“People know the value of this kind of company that focuses of these types of stories,” Parent tells me. “A company focused on this type of work is needed in the Boston area.”
Front Porch leaders point to The Boston Globe’s Spotlight series last December highlighting the continued disparities—in opportunity, in economics—between white folks and people of color here. As well as “the lack of black leadership in Boston in general,” Parent notes. “There just needs to be a space made for us, for leaders of color.”
Meanwhile, Donald Trump’s administration has made the nation’s racism more starkly apparent. “In this space, we resist each time we applaud,” Front Porch playwright-in-residence and reading series curator Liana Asim told the crowd before last evening’s show began. “We resist each time we sit next to each other. … We prove the outside world wrong.”

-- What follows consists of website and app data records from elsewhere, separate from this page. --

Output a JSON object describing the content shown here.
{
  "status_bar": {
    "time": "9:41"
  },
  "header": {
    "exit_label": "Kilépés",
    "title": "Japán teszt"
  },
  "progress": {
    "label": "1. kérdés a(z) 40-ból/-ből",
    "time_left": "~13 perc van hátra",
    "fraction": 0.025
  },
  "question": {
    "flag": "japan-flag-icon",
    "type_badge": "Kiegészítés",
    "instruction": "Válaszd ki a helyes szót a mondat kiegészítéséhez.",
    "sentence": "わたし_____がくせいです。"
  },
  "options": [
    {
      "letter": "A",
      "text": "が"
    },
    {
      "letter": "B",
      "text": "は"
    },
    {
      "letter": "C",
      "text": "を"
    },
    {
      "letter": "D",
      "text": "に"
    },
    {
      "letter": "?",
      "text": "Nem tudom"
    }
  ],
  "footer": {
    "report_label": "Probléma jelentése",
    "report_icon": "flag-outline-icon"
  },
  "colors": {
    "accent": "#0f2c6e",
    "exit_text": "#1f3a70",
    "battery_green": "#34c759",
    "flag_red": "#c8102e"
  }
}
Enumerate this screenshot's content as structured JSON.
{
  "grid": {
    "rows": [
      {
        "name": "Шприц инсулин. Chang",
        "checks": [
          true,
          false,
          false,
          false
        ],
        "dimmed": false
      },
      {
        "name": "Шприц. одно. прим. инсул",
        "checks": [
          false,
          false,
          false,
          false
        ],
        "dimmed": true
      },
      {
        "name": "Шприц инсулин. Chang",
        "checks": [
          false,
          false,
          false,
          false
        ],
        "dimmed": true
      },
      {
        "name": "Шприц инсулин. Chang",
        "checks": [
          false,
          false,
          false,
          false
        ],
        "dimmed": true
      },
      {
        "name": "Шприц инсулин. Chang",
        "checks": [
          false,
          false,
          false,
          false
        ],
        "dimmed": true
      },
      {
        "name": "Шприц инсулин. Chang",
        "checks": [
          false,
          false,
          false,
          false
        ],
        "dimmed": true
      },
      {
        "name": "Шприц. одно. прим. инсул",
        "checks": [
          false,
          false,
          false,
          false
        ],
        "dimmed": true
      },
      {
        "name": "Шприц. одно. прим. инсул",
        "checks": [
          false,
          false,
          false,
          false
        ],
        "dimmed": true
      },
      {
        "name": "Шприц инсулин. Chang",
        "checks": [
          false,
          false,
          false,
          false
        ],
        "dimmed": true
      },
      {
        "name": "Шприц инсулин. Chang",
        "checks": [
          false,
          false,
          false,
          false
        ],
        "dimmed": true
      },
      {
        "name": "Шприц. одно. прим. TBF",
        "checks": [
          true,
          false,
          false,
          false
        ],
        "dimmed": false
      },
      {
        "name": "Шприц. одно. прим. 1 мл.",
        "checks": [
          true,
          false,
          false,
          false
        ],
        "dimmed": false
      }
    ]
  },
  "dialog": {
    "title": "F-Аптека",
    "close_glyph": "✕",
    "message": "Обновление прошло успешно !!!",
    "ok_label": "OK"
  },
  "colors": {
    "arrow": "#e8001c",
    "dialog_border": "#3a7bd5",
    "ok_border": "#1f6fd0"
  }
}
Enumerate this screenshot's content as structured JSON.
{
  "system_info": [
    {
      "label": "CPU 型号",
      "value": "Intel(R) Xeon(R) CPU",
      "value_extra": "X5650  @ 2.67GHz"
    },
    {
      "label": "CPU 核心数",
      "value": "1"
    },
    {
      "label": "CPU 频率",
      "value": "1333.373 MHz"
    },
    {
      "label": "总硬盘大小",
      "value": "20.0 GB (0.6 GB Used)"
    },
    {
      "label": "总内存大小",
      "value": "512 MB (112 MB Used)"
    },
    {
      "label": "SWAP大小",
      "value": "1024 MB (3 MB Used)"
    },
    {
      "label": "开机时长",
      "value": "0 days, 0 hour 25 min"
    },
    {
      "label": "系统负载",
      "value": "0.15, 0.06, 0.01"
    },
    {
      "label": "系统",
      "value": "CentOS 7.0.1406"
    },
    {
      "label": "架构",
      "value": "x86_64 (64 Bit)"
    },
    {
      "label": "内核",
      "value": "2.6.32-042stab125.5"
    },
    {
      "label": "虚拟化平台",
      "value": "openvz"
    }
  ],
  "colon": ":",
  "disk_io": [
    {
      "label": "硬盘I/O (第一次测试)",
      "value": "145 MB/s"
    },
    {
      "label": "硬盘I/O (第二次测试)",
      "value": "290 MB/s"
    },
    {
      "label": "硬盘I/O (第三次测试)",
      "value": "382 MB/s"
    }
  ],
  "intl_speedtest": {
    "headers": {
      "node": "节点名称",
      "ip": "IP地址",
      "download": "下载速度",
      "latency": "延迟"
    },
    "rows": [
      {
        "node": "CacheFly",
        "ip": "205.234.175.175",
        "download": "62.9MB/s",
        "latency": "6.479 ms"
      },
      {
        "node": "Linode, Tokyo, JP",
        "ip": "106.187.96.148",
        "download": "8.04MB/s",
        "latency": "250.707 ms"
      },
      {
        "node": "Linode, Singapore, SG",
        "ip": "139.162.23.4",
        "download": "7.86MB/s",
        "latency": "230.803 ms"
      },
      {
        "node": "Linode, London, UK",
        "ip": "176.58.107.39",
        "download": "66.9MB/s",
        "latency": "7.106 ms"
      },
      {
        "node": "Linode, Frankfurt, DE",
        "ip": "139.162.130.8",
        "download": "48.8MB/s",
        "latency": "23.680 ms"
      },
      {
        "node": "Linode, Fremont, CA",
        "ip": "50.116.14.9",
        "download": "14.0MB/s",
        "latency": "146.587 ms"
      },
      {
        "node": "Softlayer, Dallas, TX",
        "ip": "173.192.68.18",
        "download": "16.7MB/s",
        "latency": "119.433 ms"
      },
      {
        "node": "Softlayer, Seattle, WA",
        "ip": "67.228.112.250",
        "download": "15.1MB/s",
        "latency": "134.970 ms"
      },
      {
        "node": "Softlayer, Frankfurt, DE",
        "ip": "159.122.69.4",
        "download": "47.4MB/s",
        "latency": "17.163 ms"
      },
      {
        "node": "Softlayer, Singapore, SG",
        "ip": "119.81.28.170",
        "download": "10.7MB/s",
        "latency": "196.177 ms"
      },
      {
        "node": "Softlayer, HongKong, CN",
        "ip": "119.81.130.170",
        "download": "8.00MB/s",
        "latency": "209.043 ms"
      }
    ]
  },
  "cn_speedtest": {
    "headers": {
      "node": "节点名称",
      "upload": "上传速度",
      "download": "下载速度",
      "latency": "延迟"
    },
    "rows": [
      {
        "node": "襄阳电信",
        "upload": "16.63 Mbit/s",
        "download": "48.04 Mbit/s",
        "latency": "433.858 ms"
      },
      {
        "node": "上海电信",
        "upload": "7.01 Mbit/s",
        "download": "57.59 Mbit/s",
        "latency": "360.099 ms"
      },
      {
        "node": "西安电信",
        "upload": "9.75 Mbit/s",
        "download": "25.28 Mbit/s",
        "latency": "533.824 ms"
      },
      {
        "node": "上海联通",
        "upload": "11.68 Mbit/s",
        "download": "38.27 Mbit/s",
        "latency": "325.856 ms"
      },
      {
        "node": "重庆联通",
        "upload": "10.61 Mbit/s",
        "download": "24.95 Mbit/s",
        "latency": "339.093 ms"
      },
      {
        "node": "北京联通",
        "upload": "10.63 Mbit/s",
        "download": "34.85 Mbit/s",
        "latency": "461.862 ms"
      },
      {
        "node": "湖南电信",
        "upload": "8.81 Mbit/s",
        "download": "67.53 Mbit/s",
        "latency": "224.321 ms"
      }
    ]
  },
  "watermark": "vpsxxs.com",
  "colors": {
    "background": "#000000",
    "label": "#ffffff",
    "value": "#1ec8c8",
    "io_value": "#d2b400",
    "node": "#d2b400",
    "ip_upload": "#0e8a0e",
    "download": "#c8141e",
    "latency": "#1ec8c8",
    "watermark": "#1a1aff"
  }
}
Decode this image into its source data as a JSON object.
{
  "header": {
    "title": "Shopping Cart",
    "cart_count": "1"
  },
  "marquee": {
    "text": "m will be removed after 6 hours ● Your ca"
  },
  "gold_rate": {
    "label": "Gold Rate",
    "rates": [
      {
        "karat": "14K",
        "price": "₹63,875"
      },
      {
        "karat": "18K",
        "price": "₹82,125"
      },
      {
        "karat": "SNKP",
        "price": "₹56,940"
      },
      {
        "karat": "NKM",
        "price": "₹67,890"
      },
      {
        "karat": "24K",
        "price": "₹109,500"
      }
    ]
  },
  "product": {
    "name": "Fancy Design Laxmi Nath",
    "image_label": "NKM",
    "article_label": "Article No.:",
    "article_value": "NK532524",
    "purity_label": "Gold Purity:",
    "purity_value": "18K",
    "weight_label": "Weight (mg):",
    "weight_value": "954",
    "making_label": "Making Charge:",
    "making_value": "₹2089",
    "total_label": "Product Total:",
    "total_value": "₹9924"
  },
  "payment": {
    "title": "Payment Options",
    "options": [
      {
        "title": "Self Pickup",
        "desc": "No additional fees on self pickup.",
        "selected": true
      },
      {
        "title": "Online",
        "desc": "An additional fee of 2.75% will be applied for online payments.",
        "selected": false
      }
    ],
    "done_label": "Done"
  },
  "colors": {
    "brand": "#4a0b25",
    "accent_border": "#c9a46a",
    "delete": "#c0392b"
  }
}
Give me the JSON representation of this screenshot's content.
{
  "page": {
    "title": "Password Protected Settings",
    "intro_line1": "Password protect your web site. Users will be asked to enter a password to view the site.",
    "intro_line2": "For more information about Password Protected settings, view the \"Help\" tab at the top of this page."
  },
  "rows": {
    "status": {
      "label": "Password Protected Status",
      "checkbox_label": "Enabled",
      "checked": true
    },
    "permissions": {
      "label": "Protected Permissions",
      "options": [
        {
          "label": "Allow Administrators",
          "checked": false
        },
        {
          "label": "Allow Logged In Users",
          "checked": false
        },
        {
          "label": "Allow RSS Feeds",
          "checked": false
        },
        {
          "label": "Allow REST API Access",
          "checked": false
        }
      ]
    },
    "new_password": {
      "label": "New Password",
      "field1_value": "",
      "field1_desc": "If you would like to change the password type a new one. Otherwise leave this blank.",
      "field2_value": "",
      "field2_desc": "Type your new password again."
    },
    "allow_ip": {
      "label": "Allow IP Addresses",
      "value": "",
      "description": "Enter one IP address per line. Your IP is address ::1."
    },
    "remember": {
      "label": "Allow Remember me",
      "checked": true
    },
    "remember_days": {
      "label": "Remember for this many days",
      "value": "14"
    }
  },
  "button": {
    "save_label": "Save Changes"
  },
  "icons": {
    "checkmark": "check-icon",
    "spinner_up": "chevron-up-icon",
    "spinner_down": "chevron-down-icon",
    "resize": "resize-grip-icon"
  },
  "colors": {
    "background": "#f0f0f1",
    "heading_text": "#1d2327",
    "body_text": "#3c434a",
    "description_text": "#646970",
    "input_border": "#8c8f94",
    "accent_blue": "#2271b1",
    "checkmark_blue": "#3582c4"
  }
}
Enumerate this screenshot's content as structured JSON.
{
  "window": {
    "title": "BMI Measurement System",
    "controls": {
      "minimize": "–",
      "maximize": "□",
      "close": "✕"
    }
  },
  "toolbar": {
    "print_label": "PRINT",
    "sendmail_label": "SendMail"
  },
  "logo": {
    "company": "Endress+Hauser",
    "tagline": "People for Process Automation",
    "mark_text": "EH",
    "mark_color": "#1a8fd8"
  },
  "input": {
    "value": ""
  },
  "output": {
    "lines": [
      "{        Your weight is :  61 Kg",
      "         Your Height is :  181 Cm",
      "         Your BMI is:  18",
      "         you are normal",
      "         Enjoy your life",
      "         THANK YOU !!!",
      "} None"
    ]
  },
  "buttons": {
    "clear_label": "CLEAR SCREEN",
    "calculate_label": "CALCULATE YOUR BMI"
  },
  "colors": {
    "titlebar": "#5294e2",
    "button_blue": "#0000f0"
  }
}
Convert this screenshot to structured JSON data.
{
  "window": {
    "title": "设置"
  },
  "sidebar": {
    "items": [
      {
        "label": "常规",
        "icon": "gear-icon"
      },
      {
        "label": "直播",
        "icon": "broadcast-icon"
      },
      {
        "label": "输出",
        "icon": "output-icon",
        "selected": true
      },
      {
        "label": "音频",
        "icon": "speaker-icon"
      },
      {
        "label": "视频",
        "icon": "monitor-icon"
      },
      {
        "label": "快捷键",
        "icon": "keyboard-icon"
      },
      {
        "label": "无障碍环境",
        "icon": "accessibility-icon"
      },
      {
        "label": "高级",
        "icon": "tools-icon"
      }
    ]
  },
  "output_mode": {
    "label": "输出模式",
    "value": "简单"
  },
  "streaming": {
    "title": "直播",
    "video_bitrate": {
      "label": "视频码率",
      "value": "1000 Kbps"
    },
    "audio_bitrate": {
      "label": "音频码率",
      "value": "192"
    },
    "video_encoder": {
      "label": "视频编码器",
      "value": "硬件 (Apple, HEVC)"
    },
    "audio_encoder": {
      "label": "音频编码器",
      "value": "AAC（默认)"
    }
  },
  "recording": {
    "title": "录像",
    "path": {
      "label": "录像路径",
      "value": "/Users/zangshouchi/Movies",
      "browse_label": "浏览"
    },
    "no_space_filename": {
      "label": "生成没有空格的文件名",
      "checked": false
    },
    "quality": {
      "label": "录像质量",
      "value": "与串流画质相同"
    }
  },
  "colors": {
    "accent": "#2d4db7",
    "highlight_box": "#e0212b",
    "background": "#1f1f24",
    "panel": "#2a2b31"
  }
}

In recent years, Company One Theatre, Harvard’s American Repertory Theater, Huntington Theatre Company, ArtsEmerson and other local theaters have increasingly featured diverse casts, playwrights of color, and stories of diversity. But the Front Porch Collective is perhaps the only actively producing theater company in greater Boston led by black folks and focused on the stories of people of color. (Another local theater leader of color is Christopher V. Edwards, who became artistic director of Actor’s Shakespeare Project last August.)
Front Porch aims to be the first black-led company staging productions with Actor’s Equity Association (the union of actors and stage managers) casts.
“We don’t want to be the only company doing this work,” Simmons says, stressing Front Porch’s support for other theaters in the region. “We want more opportunity, not less.”
“Here’s a time where everybody’s working to break down those walls of theater that have kept them so white for so long,” Parent says. “We’re applauding it, while hoping that will feed into the next logical step, which is a black theater company.”
“The hope is while we may be the first company in a while to focus on black and brown theater,” Simmons says, “it will kick open the door for other culturally-specific theater companies and hopefully they can make their mark as well.”